They Say: Housework and Having Kids Don't Mixtoddler-times
In our house, everyone helps out with chores. For the most part, I do the cooking and my wife does the clean-up because that’s where our strengths lie, but we aren’t locked into those roles. But the idea of “women’s work” is not new — there is a reason there is so much humor based on the idea of men not cleaning up after themselves or trying to get them to help out. In our culture, housework is not seen as masculine. Well, if you’ve had a hard time getting your partner to help out around the house, things just got a whole lot worse.
Fertility expert Dr. De-Kun Li, of Stanford University, has found that some types of housework can reduce the quality of a man’s sperm. Dr. Li says his “is the first study to show a link between measured electromagnetic fields and poor semen quality in humans, which may provide a logical explanation for why we have seen reductions in sperm quality in men over the past century.”
Dr. Allan Pacey, a fertility researcher at Sheffield University in the UK and a member of the British Fertility Society, agrees. “I believe there might be something in it,” he said. “If these results are repeated in a bigger study, we need to start thinking seriously about promoting advice about avoiding exposure.” I can imagine that would be perhaps the most successful ad campaign of all time: “Men — Save your sperm! Stay away from housework!”

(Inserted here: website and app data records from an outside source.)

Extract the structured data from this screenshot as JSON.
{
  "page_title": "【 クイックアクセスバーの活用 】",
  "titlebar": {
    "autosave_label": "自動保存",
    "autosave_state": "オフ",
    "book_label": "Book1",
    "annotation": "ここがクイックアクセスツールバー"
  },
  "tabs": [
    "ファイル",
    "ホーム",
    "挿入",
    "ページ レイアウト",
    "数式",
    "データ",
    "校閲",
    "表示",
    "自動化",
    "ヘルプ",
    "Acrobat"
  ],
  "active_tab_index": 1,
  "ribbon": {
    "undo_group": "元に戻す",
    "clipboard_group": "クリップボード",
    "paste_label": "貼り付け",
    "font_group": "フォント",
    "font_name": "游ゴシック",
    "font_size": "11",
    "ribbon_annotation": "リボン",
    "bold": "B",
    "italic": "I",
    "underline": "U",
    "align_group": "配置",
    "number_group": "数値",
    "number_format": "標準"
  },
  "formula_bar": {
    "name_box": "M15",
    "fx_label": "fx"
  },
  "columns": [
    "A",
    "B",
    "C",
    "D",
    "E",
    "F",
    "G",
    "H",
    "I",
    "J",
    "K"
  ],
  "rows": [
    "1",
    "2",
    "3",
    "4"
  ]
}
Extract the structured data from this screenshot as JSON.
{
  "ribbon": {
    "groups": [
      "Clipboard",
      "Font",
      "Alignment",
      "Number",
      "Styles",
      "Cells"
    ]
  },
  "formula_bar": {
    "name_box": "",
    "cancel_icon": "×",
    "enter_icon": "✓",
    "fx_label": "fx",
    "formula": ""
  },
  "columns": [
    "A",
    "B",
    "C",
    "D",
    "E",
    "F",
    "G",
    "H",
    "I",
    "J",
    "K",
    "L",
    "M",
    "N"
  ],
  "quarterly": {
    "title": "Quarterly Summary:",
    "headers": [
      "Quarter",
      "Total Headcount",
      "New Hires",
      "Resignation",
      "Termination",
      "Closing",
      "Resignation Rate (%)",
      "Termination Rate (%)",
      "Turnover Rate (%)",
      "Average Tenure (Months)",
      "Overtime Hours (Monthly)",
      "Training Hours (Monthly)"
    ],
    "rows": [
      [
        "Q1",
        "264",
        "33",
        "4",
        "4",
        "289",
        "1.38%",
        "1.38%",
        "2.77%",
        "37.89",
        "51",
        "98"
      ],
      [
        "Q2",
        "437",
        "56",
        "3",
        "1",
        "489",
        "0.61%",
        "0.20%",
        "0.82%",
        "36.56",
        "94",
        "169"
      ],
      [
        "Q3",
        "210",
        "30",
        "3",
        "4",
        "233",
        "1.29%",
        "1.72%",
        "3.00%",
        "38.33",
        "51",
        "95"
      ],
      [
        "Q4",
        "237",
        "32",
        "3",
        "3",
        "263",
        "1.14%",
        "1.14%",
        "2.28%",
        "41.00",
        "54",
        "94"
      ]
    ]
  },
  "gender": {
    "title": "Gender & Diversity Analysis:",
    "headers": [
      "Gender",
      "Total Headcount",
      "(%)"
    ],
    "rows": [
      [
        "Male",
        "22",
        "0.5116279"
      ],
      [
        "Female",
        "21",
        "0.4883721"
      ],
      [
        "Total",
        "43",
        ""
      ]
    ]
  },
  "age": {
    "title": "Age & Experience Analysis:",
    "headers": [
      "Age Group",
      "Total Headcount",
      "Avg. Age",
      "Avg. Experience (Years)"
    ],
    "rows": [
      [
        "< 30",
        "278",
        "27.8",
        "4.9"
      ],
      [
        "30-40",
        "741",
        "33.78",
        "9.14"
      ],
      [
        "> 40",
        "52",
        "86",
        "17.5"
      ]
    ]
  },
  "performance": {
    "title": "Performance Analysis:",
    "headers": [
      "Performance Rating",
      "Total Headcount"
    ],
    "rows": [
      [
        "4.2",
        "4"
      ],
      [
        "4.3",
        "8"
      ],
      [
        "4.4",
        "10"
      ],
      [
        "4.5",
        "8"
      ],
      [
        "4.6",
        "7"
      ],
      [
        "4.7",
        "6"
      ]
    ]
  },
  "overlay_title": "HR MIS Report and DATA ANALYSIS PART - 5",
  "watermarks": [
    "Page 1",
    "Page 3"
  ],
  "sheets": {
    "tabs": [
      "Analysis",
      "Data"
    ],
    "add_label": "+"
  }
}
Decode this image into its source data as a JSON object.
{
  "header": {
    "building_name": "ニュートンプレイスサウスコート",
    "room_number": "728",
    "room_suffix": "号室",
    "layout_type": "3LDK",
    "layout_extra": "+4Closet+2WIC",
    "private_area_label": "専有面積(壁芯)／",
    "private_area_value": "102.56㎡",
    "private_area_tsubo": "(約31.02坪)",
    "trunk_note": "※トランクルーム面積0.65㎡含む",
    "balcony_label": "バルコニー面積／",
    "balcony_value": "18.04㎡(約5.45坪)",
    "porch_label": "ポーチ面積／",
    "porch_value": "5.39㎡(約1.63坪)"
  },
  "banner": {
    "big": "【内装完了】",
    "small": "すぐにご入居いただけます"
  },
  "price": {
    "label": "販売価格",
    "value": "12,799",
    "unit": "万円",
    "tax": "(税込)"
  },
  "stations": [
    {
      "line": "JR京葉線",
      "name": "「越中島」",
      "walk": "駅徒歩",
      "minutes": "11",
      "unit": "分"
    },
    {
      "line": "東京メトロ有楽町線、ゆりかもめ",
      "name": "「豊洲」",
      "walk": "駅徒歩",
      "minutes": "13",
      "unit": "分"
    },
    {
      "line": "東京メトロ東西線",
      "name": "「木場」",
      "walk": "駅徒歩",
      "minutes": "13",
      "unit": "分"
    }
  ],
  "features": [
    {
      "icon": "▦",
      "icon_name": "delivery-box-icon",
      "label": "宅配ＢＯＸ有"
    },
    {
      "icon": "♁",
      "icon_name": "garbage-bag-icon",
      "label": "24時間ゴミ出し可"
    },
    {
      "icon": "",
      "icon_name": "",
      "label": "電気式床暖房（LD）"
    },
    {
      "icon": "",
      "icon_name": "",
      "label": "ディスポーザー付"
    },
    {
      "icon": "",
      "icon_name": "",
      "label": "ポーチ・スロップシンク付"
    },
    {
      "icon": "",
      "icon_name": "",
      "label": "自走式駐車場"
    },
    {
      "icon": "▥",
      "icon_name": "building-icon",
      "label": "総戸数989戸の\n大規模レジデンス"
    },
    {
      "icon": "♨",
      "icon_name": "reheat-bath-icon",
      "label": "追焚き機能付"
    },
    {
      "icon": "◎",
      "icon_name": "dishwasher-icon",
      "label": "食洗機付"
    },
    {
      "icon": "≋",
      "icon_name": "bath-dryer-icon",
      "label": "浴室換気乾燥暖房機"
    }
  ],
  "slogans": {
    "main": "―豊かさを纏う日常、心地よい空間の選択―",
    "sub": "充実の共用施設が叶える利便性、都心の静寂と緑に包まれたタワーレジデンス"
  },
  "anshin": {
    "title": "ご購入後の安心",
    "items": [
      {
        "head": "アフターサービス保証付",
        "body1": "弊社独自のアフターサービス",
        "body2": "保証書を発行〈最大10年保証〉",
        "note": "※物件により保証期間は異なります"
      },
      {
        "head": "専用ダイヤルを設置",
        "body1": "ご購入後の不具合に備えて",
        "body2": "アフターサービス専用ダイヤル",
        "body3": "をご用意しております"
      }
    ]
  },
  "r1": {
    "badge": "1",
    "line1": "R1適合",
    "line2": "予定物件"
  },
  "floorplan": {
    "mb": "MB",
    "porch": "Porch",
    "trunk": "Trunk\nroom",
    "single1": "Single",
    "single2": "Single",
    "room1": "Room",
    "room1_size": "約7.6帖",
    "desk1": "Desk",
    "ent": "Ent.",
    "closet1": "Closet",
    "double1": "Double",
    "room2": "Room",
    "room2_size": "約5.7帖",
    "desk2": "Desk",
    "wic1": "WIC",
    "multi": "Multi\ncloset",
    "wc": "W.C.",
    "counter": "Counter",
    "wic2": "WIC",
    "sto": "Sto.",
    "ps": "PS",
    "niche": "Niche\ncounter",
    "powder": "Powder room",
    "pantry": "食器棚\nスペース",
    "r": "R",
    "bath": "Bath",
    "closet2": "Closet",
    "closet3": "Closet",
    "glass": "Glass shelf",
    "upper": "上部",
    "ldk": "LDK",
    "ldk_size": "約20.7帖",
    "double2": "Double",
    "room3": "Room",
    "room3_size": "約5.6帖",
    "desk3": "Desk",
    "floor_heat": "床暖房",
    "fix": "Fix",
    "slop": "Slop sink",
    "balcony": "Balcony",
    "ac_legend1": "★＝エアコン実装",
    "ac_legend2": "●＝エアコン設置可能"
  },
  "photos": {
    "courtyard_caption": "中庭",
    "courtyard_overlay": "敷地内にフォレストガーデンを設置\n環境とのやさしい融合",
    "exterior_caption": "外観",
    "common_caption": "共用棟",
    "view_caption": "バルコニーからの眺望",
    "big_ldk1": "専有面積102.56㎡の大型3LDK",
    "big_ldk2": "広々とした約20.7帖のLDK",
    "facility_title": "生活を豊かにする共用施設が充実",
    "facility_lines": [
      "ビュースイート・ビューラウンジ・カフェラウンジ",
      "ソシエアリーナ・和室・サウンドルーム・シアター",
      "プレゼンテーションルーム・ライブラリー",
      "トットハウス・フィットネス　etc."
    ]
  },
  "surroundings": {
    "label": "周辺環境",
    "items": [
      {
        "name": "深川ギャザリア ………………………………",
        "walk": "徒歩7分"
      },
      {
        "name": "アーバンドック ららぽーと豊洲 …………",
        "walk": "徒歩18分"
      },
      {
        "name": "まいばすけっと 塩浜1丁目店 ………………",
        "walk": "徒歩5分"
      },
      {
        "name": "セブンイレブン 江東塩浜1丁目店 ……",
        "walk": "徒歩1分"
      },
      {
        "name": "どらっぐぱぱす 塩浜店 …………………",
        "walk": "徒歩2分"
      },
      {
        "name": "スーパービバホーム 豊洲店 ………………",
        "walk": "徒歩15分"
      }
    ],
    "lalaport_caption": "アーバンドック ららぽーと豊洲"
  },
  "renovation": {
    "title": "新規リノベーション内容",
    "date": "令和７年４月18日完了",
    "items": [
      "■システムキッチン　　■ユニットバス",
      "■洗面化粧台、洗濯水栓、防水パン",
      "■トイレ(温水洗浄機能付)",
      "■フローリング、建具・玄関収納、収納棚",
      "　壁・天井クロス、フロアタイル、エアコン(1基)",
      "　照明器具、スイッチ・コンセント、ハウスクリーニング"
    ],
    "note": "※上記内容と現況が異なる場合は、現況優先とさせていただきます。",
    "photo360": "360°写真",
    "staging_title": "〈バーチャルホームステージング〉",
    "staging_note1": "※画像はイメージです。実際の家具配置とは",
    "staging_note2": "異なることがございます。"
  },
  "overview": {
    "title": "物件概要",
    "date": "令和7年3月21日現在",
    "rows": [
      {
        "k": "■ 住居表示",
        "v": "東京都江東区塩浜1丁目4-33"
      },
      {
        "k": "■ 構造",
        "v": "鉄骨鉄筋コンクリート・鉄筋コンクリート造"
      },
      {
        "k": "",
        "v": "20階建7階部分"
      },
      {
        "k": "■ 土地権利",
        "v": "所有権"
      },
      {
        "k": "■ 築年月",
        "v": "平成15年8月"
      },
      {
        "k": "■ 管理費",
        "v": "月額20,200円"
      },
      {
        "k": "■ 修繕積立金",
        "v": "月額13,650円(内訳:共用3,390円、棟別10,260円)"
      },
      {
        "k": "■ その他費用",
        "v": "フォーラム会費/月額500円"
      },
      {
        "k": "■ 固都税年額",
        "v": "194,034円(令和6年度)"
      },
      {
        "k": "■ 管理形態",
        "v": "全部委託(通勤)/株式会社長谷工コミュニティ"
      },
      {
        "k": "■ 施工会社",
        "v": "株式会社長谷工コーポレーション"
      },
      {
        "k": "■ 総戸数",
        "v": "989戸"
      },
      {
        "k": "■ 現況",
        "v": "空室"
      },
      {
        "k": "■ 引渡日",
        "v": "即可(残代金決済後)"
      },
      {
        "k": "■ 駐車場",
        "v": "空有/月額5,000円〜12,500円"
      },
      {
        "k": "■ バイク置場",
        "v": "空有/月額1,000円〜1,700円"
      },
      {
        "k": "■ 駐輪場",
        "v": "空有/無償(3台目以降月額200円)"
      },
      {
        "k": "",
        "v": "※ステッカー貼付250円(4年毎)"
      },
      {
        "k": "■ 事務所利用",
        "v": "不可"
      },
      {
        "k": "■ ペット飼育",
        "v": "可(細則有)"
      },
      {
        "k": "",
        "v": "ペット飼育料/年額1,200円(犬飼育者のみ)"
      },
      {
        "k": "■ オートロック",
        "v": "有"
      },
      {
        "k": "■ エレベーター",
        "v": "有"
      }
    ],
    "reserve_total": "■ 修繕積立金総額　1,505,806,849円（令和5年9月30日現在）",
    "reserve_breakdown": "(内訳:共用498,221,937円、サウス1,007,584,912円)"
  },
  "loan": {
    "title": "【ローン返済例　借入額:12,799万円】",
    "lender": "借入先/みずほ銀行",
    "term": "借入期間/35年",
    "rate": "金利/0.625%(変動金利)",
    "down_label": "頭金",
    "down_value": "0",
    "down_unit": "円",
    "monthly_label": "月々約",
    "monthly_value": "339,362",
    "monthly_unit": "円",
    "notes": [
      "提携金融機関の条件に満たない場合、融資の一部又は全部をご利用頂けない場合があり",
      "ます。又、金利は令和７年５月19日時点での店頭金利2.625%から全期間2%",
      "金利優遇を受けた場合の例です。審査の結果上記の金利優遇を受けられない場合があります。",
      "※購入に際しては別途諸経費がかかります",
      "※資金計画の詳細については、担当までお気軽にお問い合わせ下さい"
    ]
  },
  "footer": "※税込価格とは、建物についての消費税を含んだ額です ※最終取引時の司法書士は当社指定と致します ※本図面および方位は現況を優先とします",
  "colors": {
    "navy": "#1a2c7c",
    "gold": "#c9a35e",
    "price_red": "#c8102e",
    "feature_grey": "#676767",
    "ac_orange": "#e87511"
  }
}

Now, admittedly, the study was small and focused on the effects of electromagnetic fields — meaning taking out the trash is still okay — but if you’re trying to get pregnant it might be worth switching off the vacuum cleaner and handing him a broom instead. Or better still, hire a cleaning service while you work on the baby thing.